Sunday, September 28, 2008

they don't make them like they used to

around easter this year, a silent film theater in salt lake called "the organ loft" showed cecil b. demille's 1927 "King of kings." in their promotion, they said that when the lds church was preparing to make a movie about the Savior, the first presidency told the producers to "watch "the King of kings." it's the closest to getting it right." that's certainly enough to pique my interest.
the movie is made and directed by cecil b. demille, one of the great pioneers of early hollywood, of the era when producers were often more of an influence on a film than the director. it was also a time when hollywood was less concerned about box office marketability and when those in power sincerely wanted to tell good stories. this is evident from the opening titles of the silent movie, stating that the movie is a reverent effort to follow the command of taking the Gospel to all the earth.
i'm not looking to write a lengthy review of the movie (editor's note: this kind of turned into one; and if you do want a very good such one, click here), but i do want to say this is great. in light of the above-referrenced first presidency endorsement, it took me a little while to figure out what felt a bit odd about the movie: it really does feel like a church-produced story. or rather, it seems that this has influenced the church's work. certainly, it is most akin to "the Lamb of God", as that is also largely visual, with very little dialogue.
if the thought of this being a silent film makes you loose interest, this may actually be one to help break that phobia.  people generally have a hard time with silent films for a few reasons. one is the terrible "over-acting" that came to early film from theatre and an effort to convey without words. perhaps in respect to the sacredness of the story, the acting is much more subdued and realistic. the role of Jesus (played by h.b. warner, whom you know as mr. gower, the mean shopkeeper that young george bailey works for in "it's a wonderful life") is as good as can be, never melodramatic, never passively dull.
the other cause of silent-film-apprehensiveness is the melodramatic music. the original score had several melodies i recognized from the hymn book, invoking lyrics, associations, and familiarity. the movie comes with two other music options, a modern organ composition and a full-score, both of which are reported to be fantastic. if you are looking to give a silent movie a try, this may be the place to start. (actually, i'd recommend buster keaton, but this is good, too). as a bonus, you get something you usually don't see in silent movies: actual color! the resurrection is filmed in genuine color. who knew?
don't take it as an impeccable source of history, though. while demille was known for his attention to accurate detail, there are some interesting changes, most notably the expanded stories of mary magdalene and judas iscariot: she is well-known reveler of all things worldly, upset that her main squeeze judas has gone of following some Carpenter, while judas is hoping to follow the Master all the way to a possibly-shared kingship. further, several of the events that occur in the movie are not in the generally-agreed chronological order. the majority of the inter-titles are actual scripture quotes (with the references given at the bottom), which helps keep the story grounded in its source text. however,like the out-of-order events, many of the scriptural quotes were out of context (to my knowledge, anyway), but none of these things detract from the story or its impact. the purpose of the movie is not to replace a need to study the bible, but to tell the wonder, the grandeur, the spirit of the Son of Man. in that, they succeed.

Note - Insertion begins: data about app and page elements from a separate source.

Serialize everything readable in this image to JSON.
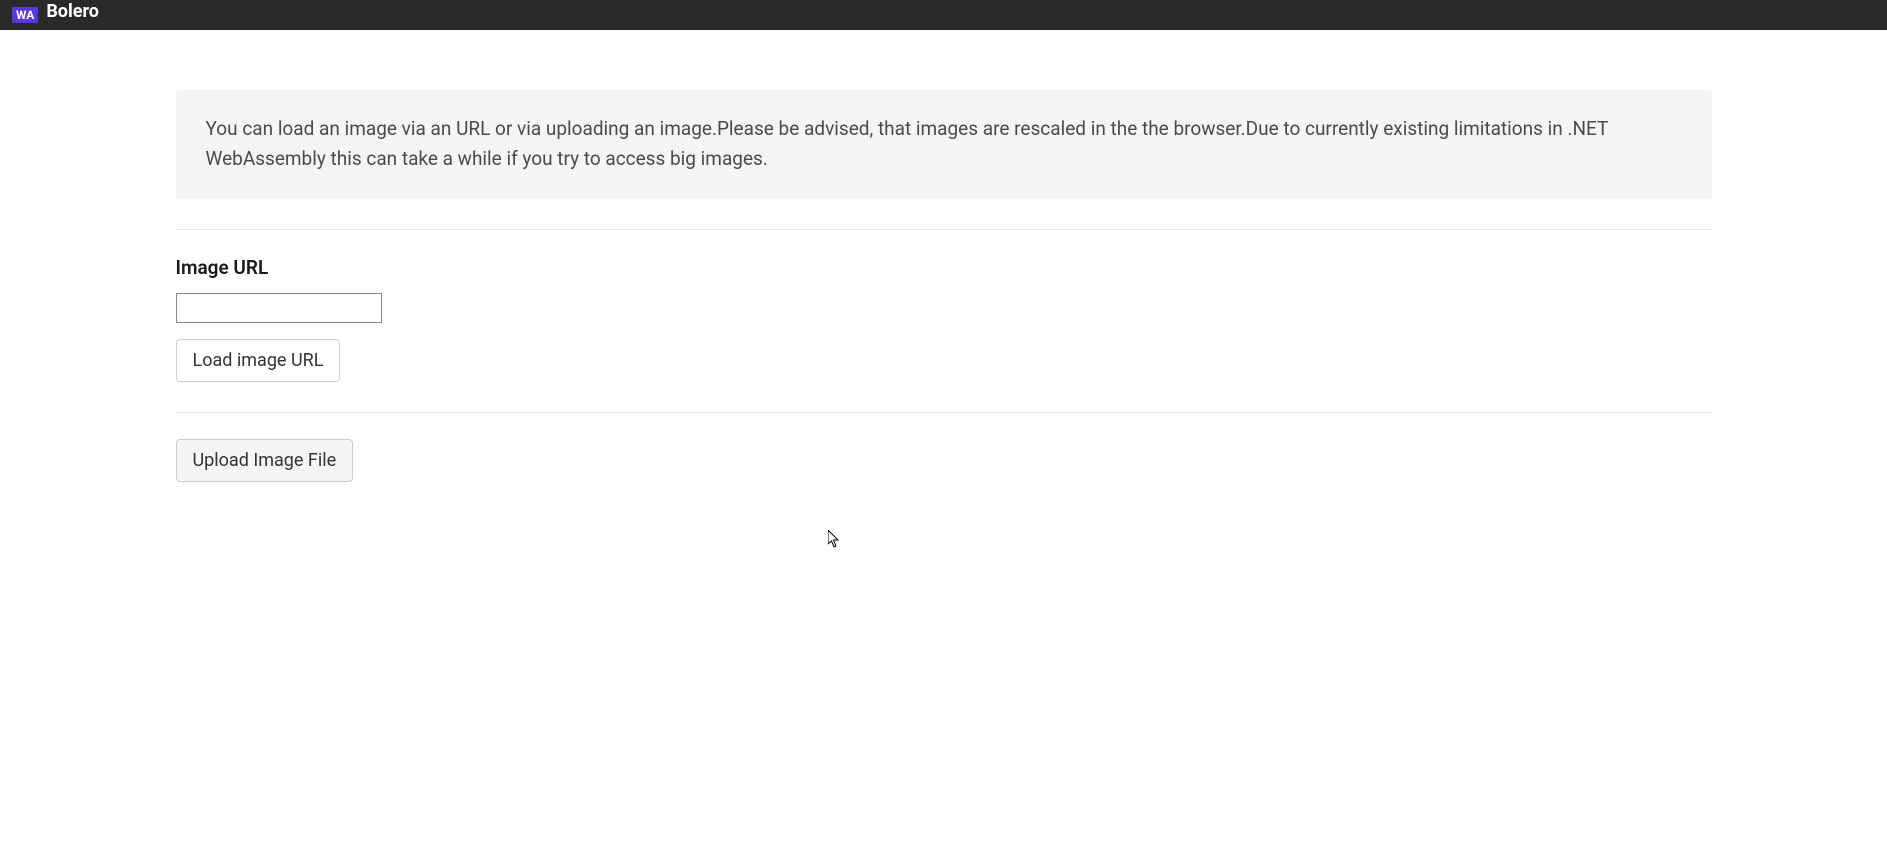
{
  "topbar": {
    "badge": "WA",
    "title": "Bolero"
  },
  "info": {
    "text": "You can load an image via an URL or via uploading an image.Please be advised, that images are rescaled in the the browser.Due to currently existing limitations in .NET WebAssembly this can take a while if you try to access big images."
  },
  "urlSection": {
    "label": "Image URL",
    "inputValue": "",
    "buttonLabel": "Load image URL"
  },
  "uploadSection": {
    "buttonLabel": "Upload Image File"
  }
}
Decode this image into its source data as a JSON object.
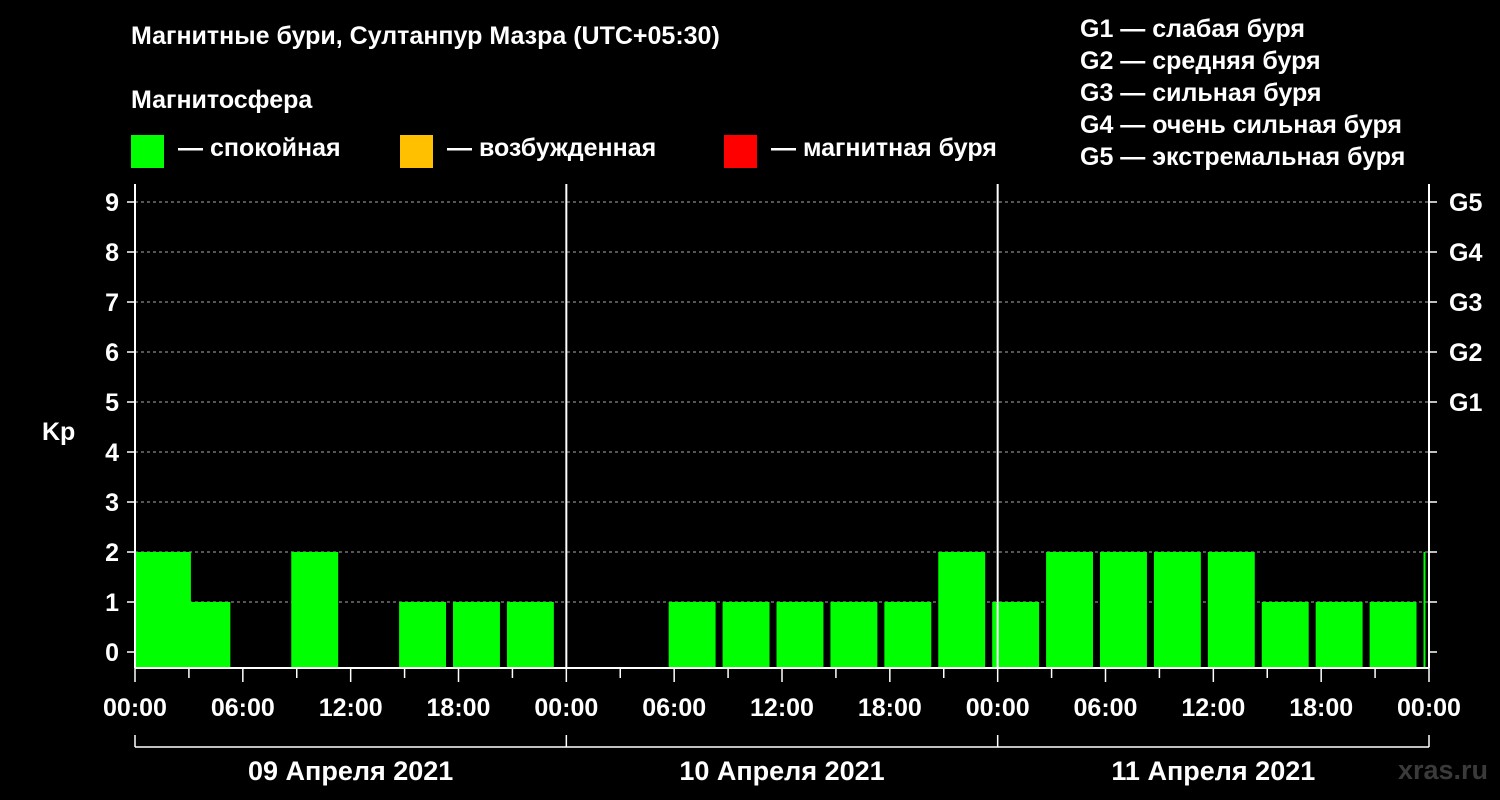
{
  "title": "Магнитные бури, Султанпур Мазра (UTC+05:30)",
  "magnetosphere": {
    "title": "Магнитосфера",
    "items": [
      {
        "label": "— спокойная",
        "color": "#00ff00"
      },
      {
        "label": "— возбужденная",
        "color": "#ffc000"
      },
      {
        "label": "— магнитная буря",
        "color": "#ff0000"
      }
    ]
  },
  "g_scale": [
    "G1 — слабая буря",
    "G2 — средняя буря",
    "G3 — сильная буря",
    "G4 — очень сильная буря",
    "G5 — экстремальная буря"
  ],
  "footer": "xras.ru",
  "chart_data": {
    "type": "bar",
    "ylabel": "Kp",
    "ylim": [
      0,
      9
    ],
    "y_ticks": [
      "0",
      "1",
      "2",
      "3",
      "4",
      "5",
      "6",
      "7",
      "8",
      "9"
    ],
    "right_ticks": [
      {
        "kp": 5,
        "label": "G1"
      },
      {
        "kp": 6,
        "label": "G2"
      },
      {
        "kp": 7,
        "label": "G3"
      },
      {
        "kp": 8,
        "label": "G4"
      },
      {
        "kp": 9,
        "label": "G5"
      }
    ],
    "x_tick_labels": [
      "00:00",
      "06:00",
      "12:00",
      "18:00",
      "00:00",
      "06:00",
      "12:00",
      "18:00",
      "00:00",
      "06:00",
      "12:00",
      "18:00",
      "00:00"
    ],
    "days": [
      "09 Апреля 2021",
      "10 Апреля 2021",
      "11 Апреля 2021"
    ],
    "grid": true,
    "bar_color": "#00ff00",
    "bars": [
      {
        "start": "2021-04-09 00:00",
        "end": "2021-04-09 03:30",
        "kp": 2
      },
      {
        "start": "2021-04-09 02:30",
        "end": "2021-04-09 05:30",
        "kp": 1
      },
      {
        "start": "2021-04-09 05:30",
        "end": "2021-04-09 08:30",
        "kp": 0
      },
      {
        "start": "2021-04-09 08:30",
        "end": "2021-04-09 11:30",
        "kp": 2
      },
      {
        "start": "2021-04-09 11:30",
        "end": "2021-04-09 14:30",
        "kp": 0
      },
      {
        "start": "2021-04-09 14:30",
        "end": "2021-04-09 17:30",
        "kp": 1
      },
      {
        "start": "2021-04-09 17:30",
        "end": "2021-04-09 20:30",
        "kp": 1
      },
      {
        "start": "2021-04-09 20:30",
        "end": "2021-04-09 23:30",
        "kp": 1
      },
      {
        "start": "2021-04-09 23:30",
        "end": "2021-04-10 02:30",
        "kp": 0
      },
      {
        "start": "2021-04-10 02:30",
        "end": "2021-04-10 05:30",
        "kp": 0
      },
      {
        "start": "2021-04-10 05:30",
        "end": "2021-04-10 08:30",
        "kp": 1
      },
      {
        "start": "2021-04-10 08:30",
        "end": "2021-04-10 11:30",
        "kp": 1
      },
      {
        "start": "2021-04-10 11:30",
        "end": "2021-04-10 14:30",
        "kp": 1
      },
      {
        "start": "2021-04-10 14:30",
        "end": "2021-04-10 17:30",
        "kp": 1
      },
      {
        "start": "2021-04-10 17:30",
        "end": "2021-04-10 20:30",
        "kp": 1
      },
      {
        "start": "2021-04-10 20:30",
        "end": "2021-04-10 23:30",
        "kp": 2
      },
      {
        "start": "2021-04-10 23:30",
        "end": "2021-04-11 02:30",
        "kp": 1
      },
      {
        "start": "2021-04-11 02:30",
        "end": "2021-04-11 05:30",
        "kp": 2
      },
      {
        "start": "2021-04-11 05:30",
        "end": "2021-04-11 08:30",
        "kp": 2
      },
      {
        "start": "2021-04-11 08:30",
        "end": "2021-04-11 11:30",
        "kp": 2
      },
      {
        "start": "2021-04-11 11:30",
        "end": "2021-04-11 14:30",
        "kp": 2
      },
      {
        "start": "2021-04-11 14:30",
        "end": "2021-04-11 17:30",
        "kp": 1
      },
      {
        "start": "2021-04-11 17:30",
        "end": "2021-04-11 20:30",
        "kp": 1
      },
      {
        "start": "2021-04-11 20:30",
        "end": "2021-04-11 23:30",
        "kp": 1
      },
      {
        "start": "2021-04-11 23:30",
        "end": "2021-04-12 00:00",
        "kp": 2
      }
    ]
  }
}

Jack said...

You don't have a copy do you? I'd love to see that. I have an affinity for DeMille's films.

--jeff * said...

i don't own it, but it is firmly near the top of my list to get. i'll let you know when it's on the shelf.